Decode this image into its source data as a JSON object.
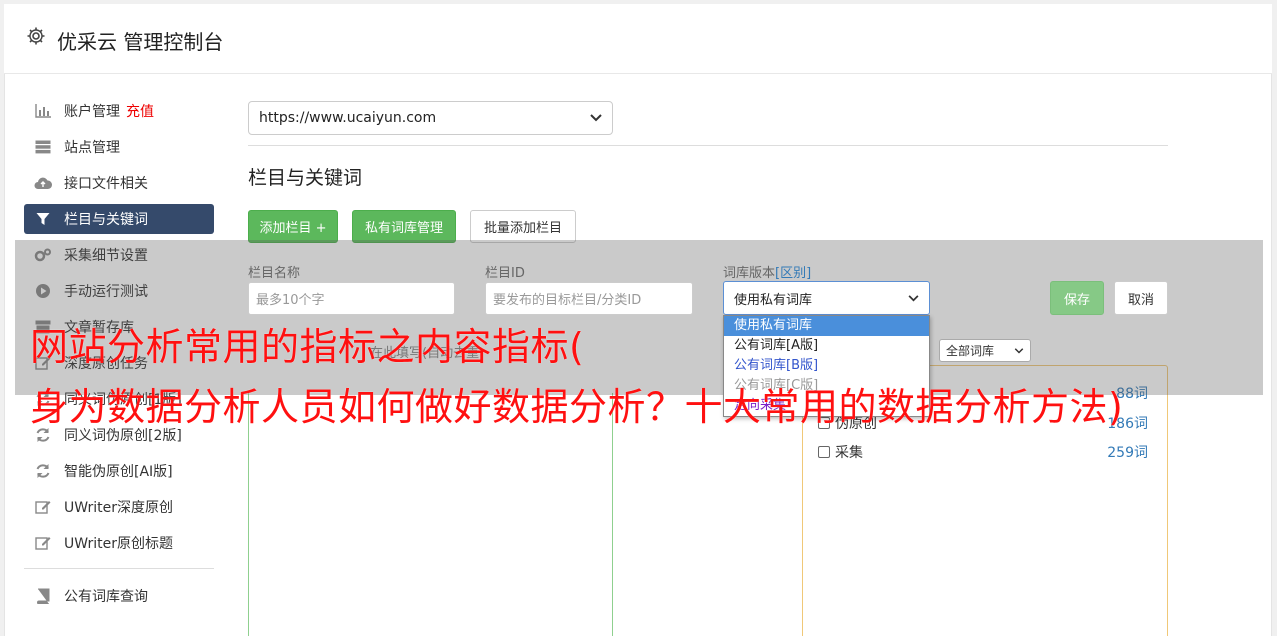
{
  "header": {
    "title": "优采云 管理控制台",
    "icon": "gear-icon"
  },
  "sidebar": {
    "items": [
      {
        "label": "账户管理",
        "icon": "bar-chart-icon",
        "badge": "充值"
      },
      {
        "label": "站点管理",
        "icon": "server-icon"
      },
      {
        "label": "接口文件相关",
        "icon": "cloud-upload-icon"
      },
      {
        "label": "栏目与关键词",
        "icon": "filter-icon",
        "active": true
      },
      {
        "label": "采集细节设置",
        "icon": "gears-icon"
      },
      {
        "label": "手动运行测试",
        "icon": "play-circle-icon"
      },
      {
        "label": "文章暂存库",
        "icon": "archive-icon"
      },
      {
        "label": "深度原创任务",
        "icon": "edit-icon"
      },
      {
        "label": "同义词伪原创[1版]",
        "icon": "refresh-icon"
      },
      {
        "label": "同义词伪原创[2版]",
        "icon": "refresh-icon"
      },
      {
        "label": "智能伪原创[AI版]",
        "icon": "refresh-icon"
      },
      {
        "label": "UWriter深度原创",
        "icon": "edit-icon"
      },
      {
        "label": "UWriter原创标题",
        "icon": "edit-icon"
      }
    ],
    "bottom_item": {
      "label": "公有词库查询",
      "icon": "book-icon"
    }
  },
  "site_select": {
    "value": "https://www.ucaiyun.com"
  },
  "section": {
    "title": "栏目与关键词"
  },
  "buttons": {
    "add_column": "添加栏目 +",
    "private_lib": "私有词库管理",
    "batch_add": "批量添加栏目",
    "save": "保存",
    "cancel": "取消"
  },
  "form": {
    "name_label": "栏目名称",
    "name_placeholder": "最多10个字",
    "id_label": "栏目ID",
    "id_placeholder": "要发布的目标栏目/分类ID",
    "version_label": "词库版本",
    "version_diff": "[区别]",
    "version_value": "使用私有词库",
    "version_options": [
      "使用私有词库",
      "公有词库[A版]",
      "公有词库[B版]",
      "公有词库[C版]",
      "定向采集"
    ]
  },
  "hint_text": "在此填写(自动去重)",
  "all_libs_select": "全部词库",
  "libraries": [
    {
      "label": "",
      "count": "88词"
    },
    {
      "label": "伪原创",
      "count": "186词"
    },
    {
      "label": "采集",
      "count": "259词"
    }
  ],
  "watermark": {
    "line1": "网站分析常用的指标之内容指标(",
    "line2": "身为数据分析人员如何做好数据分析？十大常用的数据分析方法)"
  },
  "colors": {
    "active_nav": "#354a6b",
    "green_button": "#5cb85c",
    "watermark": "#ff1010",
    "link_blue": "#337ab7"
  }
}
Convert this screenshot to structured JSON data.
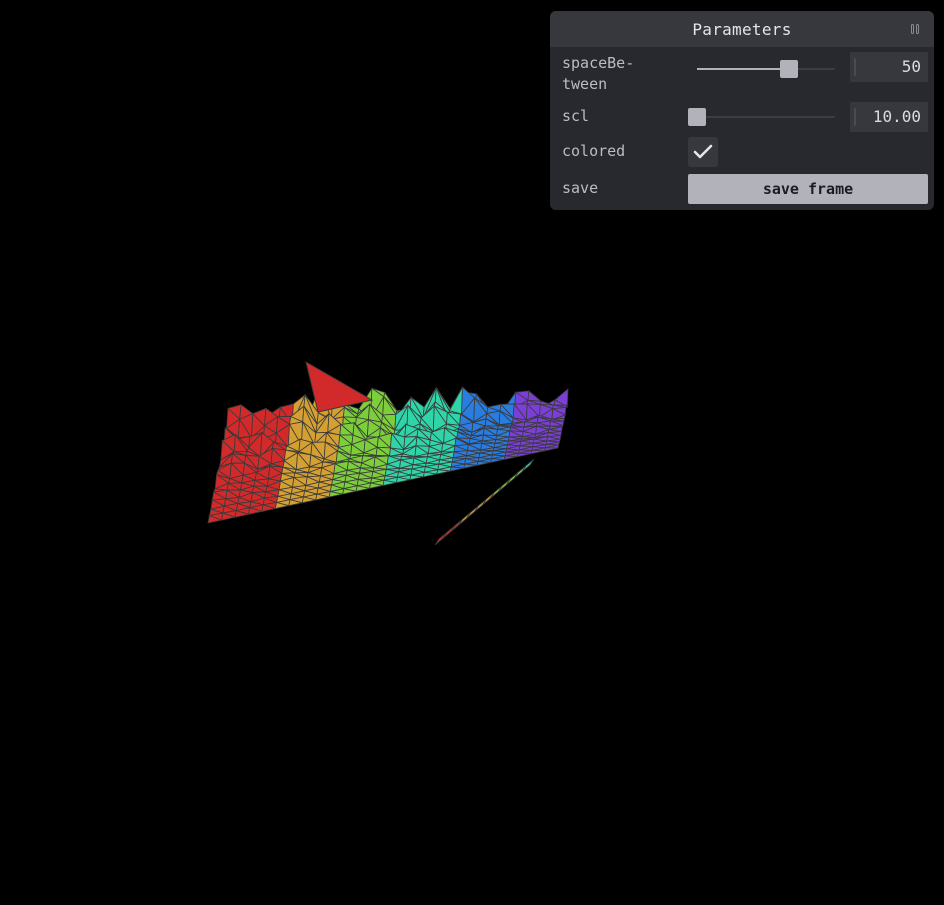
{
  "panel": {
    "title": "Parameters",
    "collapse_icon": "collapse-icon",
    "controls": [
      {
        "name": "spaceBetween",
        "label": "spaceBe-\ntween",
        "type": "slider",
        "value": "50",
        "fraction": 0.67
      },
      {
        "name": "scl",
        "label": "scl",
        "type": "slider",
        "value": "10.00",
        "fraction": 0.0
      },
      {
        "name": "colored",
        "label": "colored",
        "type": "checkbox",
        "checked": true
      },
      {
        "name": "save",
        "label": "save",
        "type": "button",
        "button_label": "save frame"
      }
    ]
  },
  "colors": {
    "background": "#000000",
    "panel_bg": "#28292e",
    "accent": "#b2b3ba",
    "mesh_palette": [
      "#d22a2a",
      "#d4a032",
      "#7ccf3a",
      "#2fd4a8",
      "#2a7de0",
      "#7b3fd6"
    ]
  }
}
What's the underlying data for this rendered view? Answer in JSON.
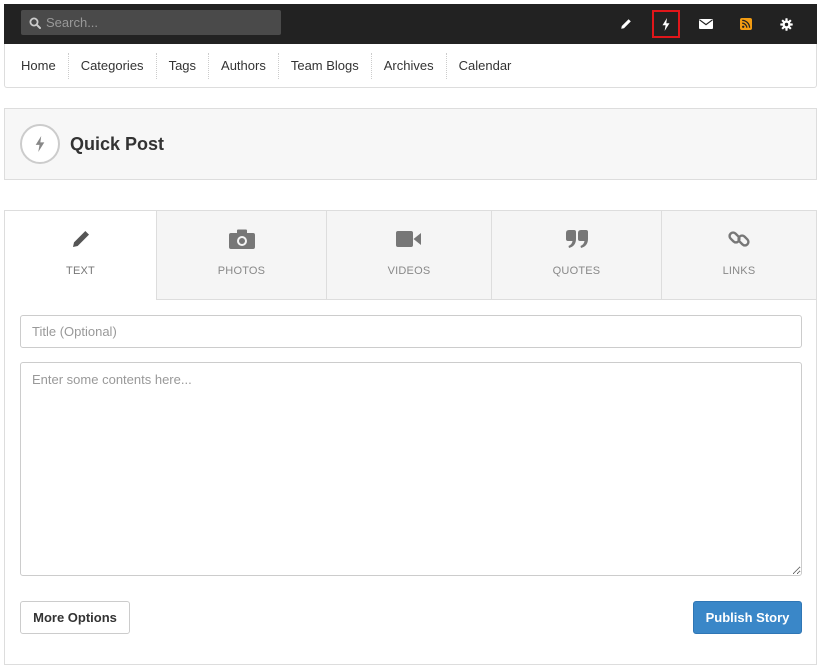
{
  "topbar": {
    "search_placeholder": "Search...",
    "icons": [
      "pencil-icon",
      "bolt-icon",
      "envelope-icon",
      "rss-icon",
      "gear-icon"
    ],
    "active_icon": "bolt-icon",
    "colors": {
      "background": "#222222",
      "rss": "#f39c12",
      "active_outline": "#e0161a"
    }
  },
  "nav": {
    "items": [
      {
        "label": "Home"
      },
      {
        "label": "Categories"
      },
      {
        "label": "Tags"
      },
      {
        "label": "Authors"
      },
      {
        "label": "Team Blogs"
      },
      {
        "label": "Archives"
      },
      {
        "label": "Calendar"
      }
    ]
  },
  "quickpost": {
    "title": "Quick Post",
    "icon": "bolt-icon"
  },
  "tabs": [
    {
      "label": "TEXT",
      "icon": "pencil-icon",
      "active": true
    },
    {
      "label": "PHOTOS",
      "icon": "camera-icon",
      "active": false
    },
    {
      "label": "VIDEOS",
      "icon": "video-camera-icon",
      "active": false
    },
    {
      "label": "QUOTES",
      "icon": "quote-icon",
      "active": false
    },
    {
      "label": "LINKS",
      "icon": "link-icon",
      "active": false
    }
  ],
  "form": {
    "title_placeholder": "Title (Optional)",
    "title_value": "",
    "content_placeholder": "Enter some contents here...",
    "content_value": "",
    "more_options_label": "More Options",
    "publish_label": "Publish Story",
    "publish_color": "#3a87c8"
  }
}
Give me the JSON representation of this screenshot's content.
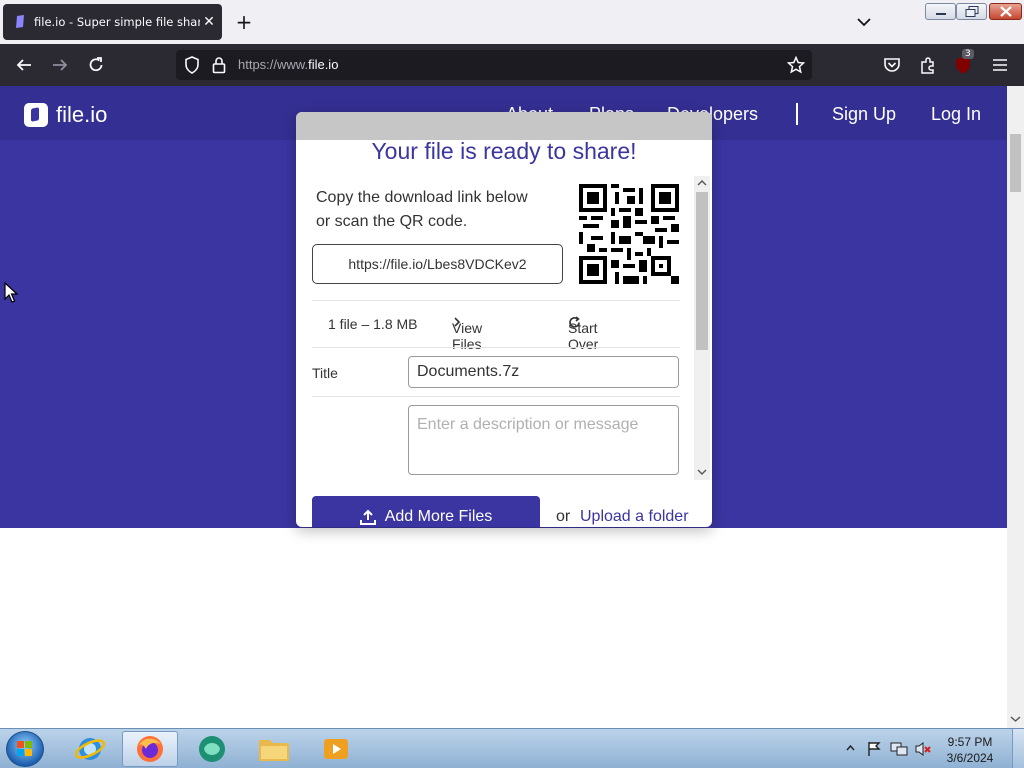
{
  "browser": {
    "tab_title": "file.io - Super simple file sharing",
    "new_tab_symbol": "+",
    "close_tab_symbol": "✕",
    "url_prefix": "https://www.",
    "url_domain": "file.io",
    "extension_badge": "3"
  },
  "site": {
    "logo_text": "file.io",
    "nav": {
      "about": "About",
      "plans": "Plans",
      "developers": "Developers",
      "signup": "Sign Up",
      "login": "Log In"
    }
  },
  "card": {
    "heading": "Your file is ready to share!",
    "instructions_line1": "Copy the download link below",
    "instructions_line2": "or scan the QR code.",
    "link": "https://file.io/Lbes8VDCKev2",
    "file_summary": "1 file – 1.8 MB",
    "view_files": "View Files",
    "start_over": "Start Over",
    "title_label": "Title",
    "title_value": "Documents.7z",
    "description_placeholder": "Enter a description or message",
    "add_more_files": "Add More Files",
    "or": "or",
    "upload_folder": "Upload a folder"
  },
  "taskbar": {
    "time": "9:57 PM",
    "date": "3/6/2024"
  },
  "colors": {
    "brand": "#3a35a0",
    "browser_dark": "#2b2a33"
  },
  "icons": [
    "firefox-icon",
    "plus-icon",
    "close-icon",
    "chevron-down-icon",
    "back-icon",
    "forward-icon",
    "reload-icon",
    "shield-icon",
    "lock-icon",
    "star-icon",
    "pocket-icon",
    "extensions-icon",
    "ublock-icon",
    "menu-icon",
    "qr-code-icon",
    "chevron-right-icon",
    "refresh-icon",
    "upload-icon",
    "windows-start-icon",
    "ie-icon",
    "file-explorer-icon",
    "media-player-icon"
  ]
}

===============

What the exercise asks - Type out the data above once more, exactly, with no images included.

Exercise solution -
Decode this image into its source data as a JSON object.
{
  "header": {
    "title": "优采云 管理控制台",
    "icon": "gear-icon"
  },
  "sidebar": {
    "items": [
      {
        "label": "账户管理",
        "icon": "bar-chart-icon",
        "badge": "充值"
      },
      {
        "label": "站点管理",
        "icon": "server-icon"
      },
      {
        "label": "接口文件相关",
        "icon": "cloud-upload-icon"
      },
      {
        "label": "栏目与关键词",
        "icon": "filter-icon",
        "active": true
      },
      {
        "label": "采集细节设置",
        "icon": "gears-icon"
      },
      {
        "label": "手动运行测试",
        "icon": "play-circle-icon"
      },
      {
        "label": "文章暂存库",
        "icon": "archive-icon"
      },
      {
        "label": "深度原创任务",
        "icon": "edit-icon"
      },
      {
        "label": "同义词伪原创[1版]",
        "icon": "refresh-icon"
      },
      {
        "label": "同义词伪原创[2版]",
        "icon": "refresh-icon"
      },
      {
        "label": "智能伪原创[AI版]",
        "icon": "refresh-icon"
      },
      {
        "label": "UWriter深度原创",
        "icon": "edit-icon"
      },
      {
        "label": "UWriter原创标题",
        "icon": "edit-icon"
      }
    ],
    "bottom_item": {
      "label": "公有词库查询",
      "icon": "book-icon"
    }
  },
  "site_select": {
    "value": "https://www.ucaiyun.com"
  },
  "section": {
    "title": "栏目与关键词"
  },
  "buttons": {
    "add_column": "添加栏目 +",
    "private_lib": "私有词库管理",
    "batch_add": "批量添加栏目",
    "save": "保存",
    "cancel": "取消"
  },
  "form": {
    "name_label": "栏目名称",
    "name_placeholder": "最多10个字",
    "id_label": "栏目ID",
    "id_placeholder": "要发布的目标栏目/分类ID",
    "version_label": "词库版本",
    "version_diff": "[区别]",
    "version_value": "使用私有词库",
    "version_options": [
      "使用私有词库",
      "公有词库[A版]",
      "公有词库[B版]",
      "公有词库[C版]",
      "定向采集"
    ]
  },
  "hint_text": "在此填写(自动去重)",
  "all_libs_select": "全部词库",
  "libraries": [
    {
      "label": "",
      "count": "88词"
    },
    {
      "label": "伪原创",
      "count": "186词"
    },
    {
      "label": "采集",
      "count": "259词"
    }
  ],
  "watermark": {
    "line1": "网站分析常用的指标之内容指标(",
    "line2": "身为数据分析人员如何做好数据分析？十大常用的数据分析方法)"
  },
  "colors": {
    "active_nav": "#354a6b",
    "green_button": "#5cb85c",
    "watermark": "#ff1010",
    "link_blue": "#337ab7"
  }
}
Convert this screenshot to structured JSON data.
{
  "panel": {
    "title": "Parameters",
    "collapse_icon": "collapse-icon",
    "controls": [
      {
        "name": "spaceBetween",
        "label": "spaceBe-\ntween",
        "type": "slider",
        "value": "50",
        "fraction": 0.67
      },
      {
        "name": "scl",
        "label": "scl",
        "type": "slider",
        "value": "10.00",
        "fraction": 0.0
      },
      {
        "name": "colored",
        "label": "colored",
        "type": "checkbox",
        "checked": true
      },
      {
        "name": "save",
        "label": "save",
        "type": "button",
        "button_label": "save frame"
      }
    ]
  },
  "colors": {
    "background": "#000000",
    "panel_bg": "#28292e",
    "accent": "#b2b3ba",
    "mesh_palette": [
      "#d22a2a",
      "#d4a032",
      "#7ccf3a",
      "#2fd4a8",
      "#2a7de0",
      "#7b3fd6"
    ]
  }
}
What's the underlying data for this rendered view? Answer in JSON.
{
  "topbar": {
    "search_placeholder": "Search...",
    "icons": [
      "pencil-icon",
      "bolt-icon",
      "envelope-icon",
      "rss-icon",
      "gear-icon"
    ],
    "active_icon": "bolt-icon",
    "colors": {
      "background": "#222222",
      "rss": "#f39c12",
      "active_outline": "#e0161a"
    }
  },
  "nav": {
    "items": [
      {
        "label": "Home"
      },
      {
        "label": "Categories"
      },
      {
        "label": "Tags"
      },
      {
        "label": "Authors"
      },
      {
        "label": "Team Blogs"
      },
      {
        "label": "Archives"
      },
      {
        "label": "Calendar"
      }
    ]
  },
  "quickpost": {
    "title": "Quick Post",
    "icon": "bolt-icon"
  },
  "tabs": [
    {
      "label": "TEXT",
      "icon": "pencil-icon",
      "active": true
    },
    {
      "label": "PHOTOS",
      "icon": "camera-icon",
      "active": false
    },
    {
      "label": "VIDEOS",
      "icon": "video-camera-icon",
      "active": false
    },
    {
      "label": "QUOTES",
      "icon": "quote-icon",
      "active": false
    },
    {
      "label": "LINKS",
      "icon": "link-icon",
      "active": false
    }
  ],
  "form": {
    "title_placeholder": "Title (Optional)",
    "title_value": "",
    "content_placeholder": "Enter some contents here...",
    "content_value": "",
    "more_options_label": "More Options",
    "publish_label": "Publish Story",
    "publish_color": "#3a87c8"
  }
}
Give me the JSON representation of this screenshot's content.
{
  "browser": {
    "tab_title": "file.io - Super simple file sharing",
    "new_tab_symbol": "+",
    "close_tab_symbol": "✕",
    "url_prefix": "https://www.",
    "url_domain": "file.io",
    "extension_badge": "3"
  },
  "site": {
    "logo_text": "file.io",
    "nav": {
      "about": "About",
      "plans": "Plans",
      "developers": "Developers",
      "signup": "Sign Up",
      "login": "Log In"
    }
  },
  "card": {
    "heading": "Your file is ready to share!",
    "instructions_line1": "Copy the download link below",
    "instructions_line2": "or scan the QR code.",
    "link": "https://file.io/Lbes8VDCKev2",
    "file_summary": "1 file – 1.8 MB",
    "view_files": "View Files",
    "start_over": "Start Over",
    "title_label": "Title",
    "title_value": "Documents.7z",
    "description_placeholder": "Enter a description or message",
    "add_more_files": "Add More Files",
    "or": "or",
    "upload_folder": "Upload a folder"
  },
  "taskbar": {
    "time": "9:57 PM",
    "date": "3/6/2024"
  },
  "colors": {
    "brand": "#3a35a0",
    "browser_dark": "#2b2a33"
  },
  "icons": [
    "firefox-icon",
    "plus-icon",
    "close-icon",
    "chevron-down-icon",
    "back-icon",
    "forward-icon",
    "reload-icon",
    "shield-icon",
    "lock-icon",
    "star-icon",
    "pocket-icon",
    "extensions-icon",
    "ublock-icon",
    "menu-icon",
    "qr-code-icon",
    "chevron-right-icon",
    "refresh-icon",
    "upload-icon",
    "windows-start-icon",
    "ie-icon",
    "file-explorer-icon",
    "media-player-icon"
  ]
}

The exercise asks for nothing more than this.